DESCRIPTION OF THE TASK:
Repeat each line of the material below exactly as it appears, minus any pictures.

EXERCISE DATA:

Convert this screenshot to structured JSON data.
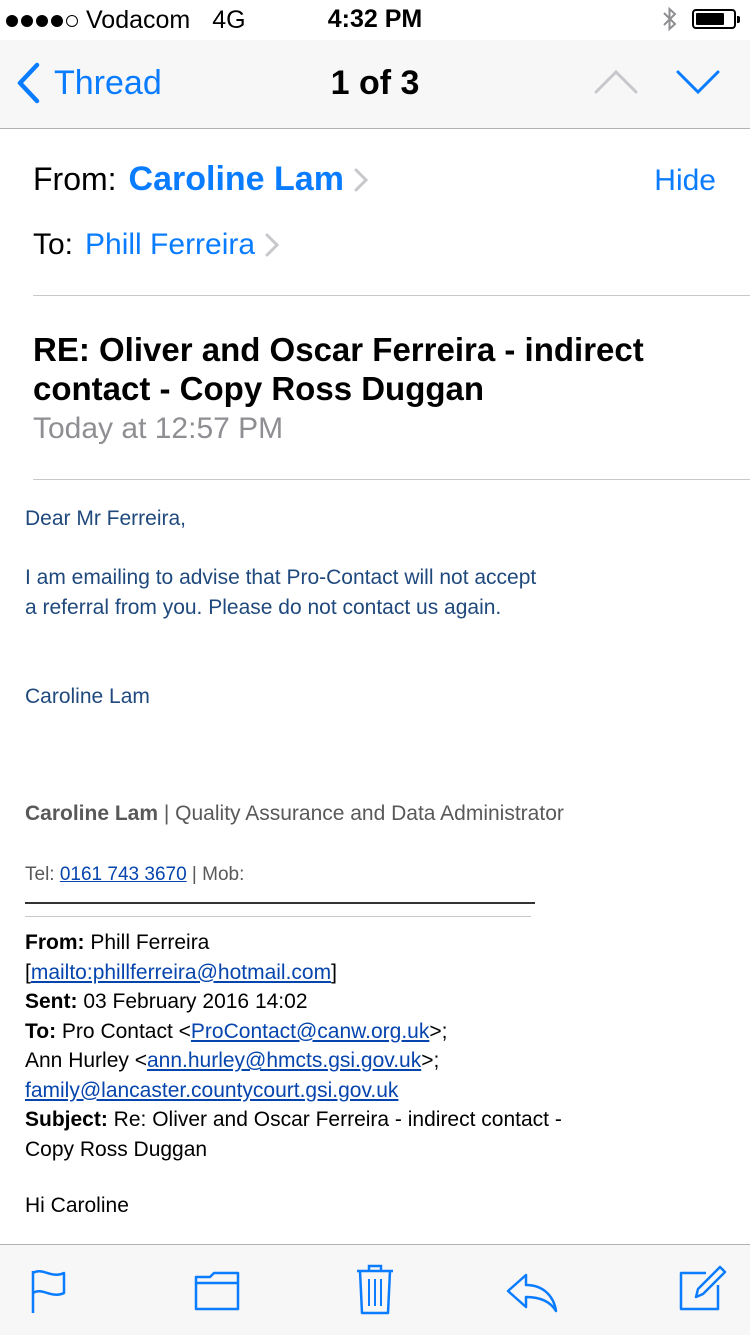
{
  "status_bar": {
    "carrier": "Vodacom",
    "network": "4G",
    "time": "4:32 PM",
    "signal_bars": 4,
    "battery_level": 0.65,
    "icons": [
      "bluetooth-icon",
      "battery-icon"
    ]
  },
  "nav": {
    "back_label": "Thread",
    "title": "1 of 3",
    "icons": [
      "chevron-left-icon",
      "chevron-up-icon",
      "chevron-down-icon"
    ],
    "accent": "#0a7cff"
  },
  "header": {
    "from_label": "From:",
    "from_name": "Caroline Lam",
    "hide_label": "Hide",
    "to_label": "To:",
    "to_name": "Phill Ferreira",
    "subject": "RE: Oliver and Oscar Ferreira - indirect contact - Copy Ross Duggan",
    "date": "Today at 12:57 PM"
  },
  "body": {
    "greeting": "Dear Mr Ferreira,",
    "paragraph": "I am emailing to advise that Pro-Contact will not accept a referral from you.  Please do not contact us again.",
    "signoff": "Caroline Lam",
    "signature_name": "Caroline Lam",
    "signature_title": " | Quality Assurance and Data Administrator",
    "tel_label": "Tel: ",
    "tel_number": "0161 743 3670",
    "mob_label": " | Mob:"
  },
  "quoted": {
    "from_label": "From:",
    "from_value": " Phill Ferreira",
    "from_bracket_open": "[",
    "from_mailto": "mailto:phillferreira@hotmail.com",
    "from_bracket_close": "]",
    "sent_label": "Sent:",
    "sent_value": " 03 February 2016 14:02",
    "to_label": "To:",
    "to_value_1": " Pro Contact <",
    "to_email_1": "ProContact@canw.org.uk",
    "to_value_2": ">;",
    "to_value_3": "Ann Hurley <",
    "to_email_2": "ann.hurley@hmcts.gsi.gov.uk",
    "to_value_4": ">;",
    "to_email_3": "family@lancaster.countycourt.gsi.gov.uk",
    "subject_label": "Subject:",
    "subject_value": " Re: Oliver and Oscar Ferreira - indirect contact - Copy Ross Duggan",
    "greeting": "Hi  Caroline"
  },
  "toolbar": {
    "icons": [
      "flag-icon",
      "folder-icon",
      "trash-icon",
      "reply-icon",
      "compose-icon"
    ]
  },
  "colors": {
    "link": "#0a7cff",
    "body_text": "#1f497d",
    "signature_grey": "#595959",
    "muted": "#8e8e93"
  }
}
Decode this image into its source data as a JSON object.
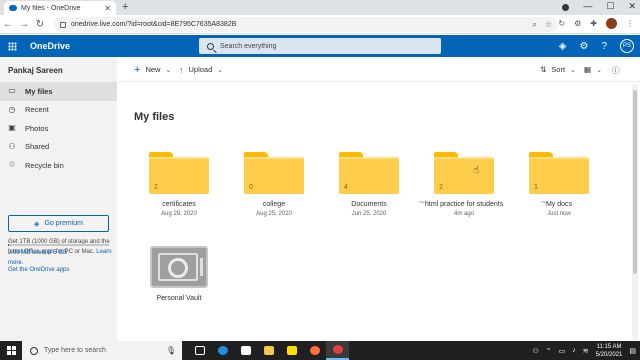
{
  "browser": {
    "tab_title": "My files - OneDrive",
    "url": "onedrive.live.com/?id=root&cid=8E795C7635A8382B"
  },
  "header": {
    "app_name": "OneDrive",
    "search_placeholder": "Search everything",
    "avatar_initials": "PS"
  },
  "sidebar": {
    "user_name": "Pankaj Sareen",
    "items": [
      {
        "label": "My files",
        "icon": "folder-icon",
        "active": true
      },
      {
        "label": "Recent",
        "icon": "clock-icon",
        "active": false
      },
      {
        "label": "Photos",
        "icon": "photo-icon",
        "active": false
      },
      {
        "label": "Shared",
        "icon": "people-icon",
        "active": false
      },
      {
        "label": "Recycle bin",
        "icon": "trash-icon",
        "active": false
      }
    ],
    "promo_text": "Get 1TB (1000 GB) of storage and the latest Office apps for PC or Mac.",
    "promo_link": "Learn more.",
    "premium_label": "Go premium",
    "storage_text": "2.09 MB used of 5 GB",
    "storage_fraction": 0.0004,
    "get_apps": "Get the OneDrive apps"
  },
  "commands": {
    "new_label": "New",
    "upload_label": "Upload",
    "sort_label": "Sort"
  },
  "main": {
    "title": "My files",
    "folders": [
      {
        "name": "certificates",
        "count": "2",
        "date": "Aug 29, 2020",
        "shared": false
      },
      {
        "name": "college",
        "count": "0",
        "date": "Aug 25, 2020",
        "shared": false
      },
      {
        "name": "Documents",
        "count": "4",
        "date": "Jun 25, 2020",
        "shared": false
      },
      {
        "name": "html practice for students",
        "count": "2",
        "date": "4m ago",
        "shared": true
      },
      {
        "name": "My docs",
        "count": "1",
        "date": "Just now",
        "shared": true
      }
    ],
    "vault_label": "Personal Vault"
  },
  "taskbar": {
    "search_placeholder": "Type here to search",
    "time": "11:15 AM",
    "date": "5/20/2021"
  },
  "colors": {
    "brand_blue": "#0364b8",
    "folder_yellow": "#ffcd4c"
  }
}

ANSWER BOX:
Convert this screenshot to structured JSON data.
{
  "status_bar": {
    "carrier": "Vodacom",
    "network": "4G",
    "time": "4:32 PM",
    "signal_bars": 4,
    "battery_level": 0.65,
    "icons": [
      "bluetooth-icon",
      "battery-icon"
    ]
  },
  "nav": {
    "back_label": "Thread",
    "title": "1 of 3",
    "icons": [
      "chevron-left-icon",
      "chevron-up-icon",
      "chevron-down-icon"
    ],
    "accent": "#0a7cff"
  },
  "header": {
    "from_label": "From:",
    "from_name": "Caroline Lam",
    "hide_label": "Hide",
    "to_label": "To:",
    "to_name": "Phill Ferreira",
    "subject": "RE: Oliver and Oscar Ferreira - indirect contact - Copy Ross Duggan",
    "date": "Today at 12:57 PM"
  },
  "body": {
    "greeting": "Dear Mr Ferreira,",
    "paragraph": "I am emailing to advise that Pro-Contact will not accept a referral from you.  Please do not contact us again.",
    "signoff": "Caroline Lam",
    "signature_name": "Caroline Lam",
    "signature_title": " | Quality Assurance and Data Administrator",
    "tel_label": "Tel: ",
    "tel_number": "0161 743 3670",
    "mob_label": " | Mob:"
  },
  "quoted": {
    "from_label": "From:",
    "from_value": " Phill Ferreira",
    "from_bracket_open": "[",
    "from_mailto": "mailto:phillferreira@hotmail.com",
    "from_bracket_close": "]",
    "sent_label": "Sent:",
    "sent_value": " 03 February 2016 14:02",
    "to_label": "To:",
    "to_value_1": " Pro Contact <",
    "to_email_1": "ProContact@canw.org.uk",
    "to_value_2": ">;",
    "to_value_3": "Ann Hurley <",
    "to_email_2": "ann.hurley@hmcts.gsi.gov.uk",
    "to_value_4": ">;",
    "to_email_3": "family@lancaster.countycourt.gsi.gov.uk",
    "subject_label": "Subject:",
    "subject_value": " Re: Oliver and Oscar Ferreira - indirect contact - Copy Ross Duggan",
    "greeting": "Hi  Caroline"
  },
  "toolbar": {
    "icons": [
      "flag-icon",
      "folder-icon",
      "trash-icon",
      "reply-icon",
      "compose-icon"
    ]
  },
  "colors": {
    "link": "#0a7cff",
    "body_text": "#1f497d",
    "signature_grey": "#595959",
    "muted": "#8e8e93"
  }
}
Decode this image into its source data as a JSON object.
{
  "browser": {
    "tab_title": "My files - OneDrive",
    "url": "onedrive.live.com/?id=root&cid=8E795C7635A8382B"
  },
  "header": {
    "app_name": "OneDrive",
    "search_placeholder": "Search everything",
    "avatar_initials": "PS"
  },
  "sidebar": {
    "user_name": "Pankaj Sareen",
    "items": [
      {
        "label": "My files",
        "icon": "folder-icon",
        "active": true
      },
      {
        "label": "Recent",
        "icon": "clock-icon",
        "active": false
      },
      {
        "label": "Photos",
        "icon": "photo-icon",
        "active": false
      },
      {
        "label": "Shared",
        "icon": "people-icon",
        "active": false
      },
      {
        "label": "Recycle bin",
        "icon": "trash-icon",
        "active": false
      }
    ],
    "promo_text": "Get 1TB (1000 GB) of storage and the latest Office apps for PC or Mac.",
    "promo_link": "Learn more.",
    "premium_label": "Go premium",
    "storage_text": "2.09 MB used of 5 GB",
    "storage_fraction": 0.0004,
    "get_apps": "Get the OneDrive apps"
  },
  "commands": {
    "new_label": "New",
    "upload_label": "Upload",
    "sort_label": "Sort"
  },
  "main": {
    "title": "My files",
    "folders": [
      {
        "name": "certificates",
        "count": "2",
        "date": "Aug 29, 2020",
        "shared": false
      },
      {
        "name": "college",
        "count": "0",
        "date": "Aug 25, 2020",
        "shared": false
      },
      {
        "name": "Documents",
        "count": "4",
        "date": "Jun 25, 2020",
        "shared": false
      },
      {
        "name": "html practice for students",
        "count": "2",
        "date": "4m ago",
        "shared": true
      },
      {
        "name": "My docs",
        "count": "1",
        "date": "Just now",
        "shared": true
      }
    ],
    "vault_label": "Personal Vault"
  },
  "taskbar": {
    "search_placeholder": "Type here to search",
    "time": "11:15 AM",
    "date": "5/20/2021"
  },
  "colors": {
    "brand_blue": "#0364b8",
    "folder_yellow": "#ffcd4c"
  }
}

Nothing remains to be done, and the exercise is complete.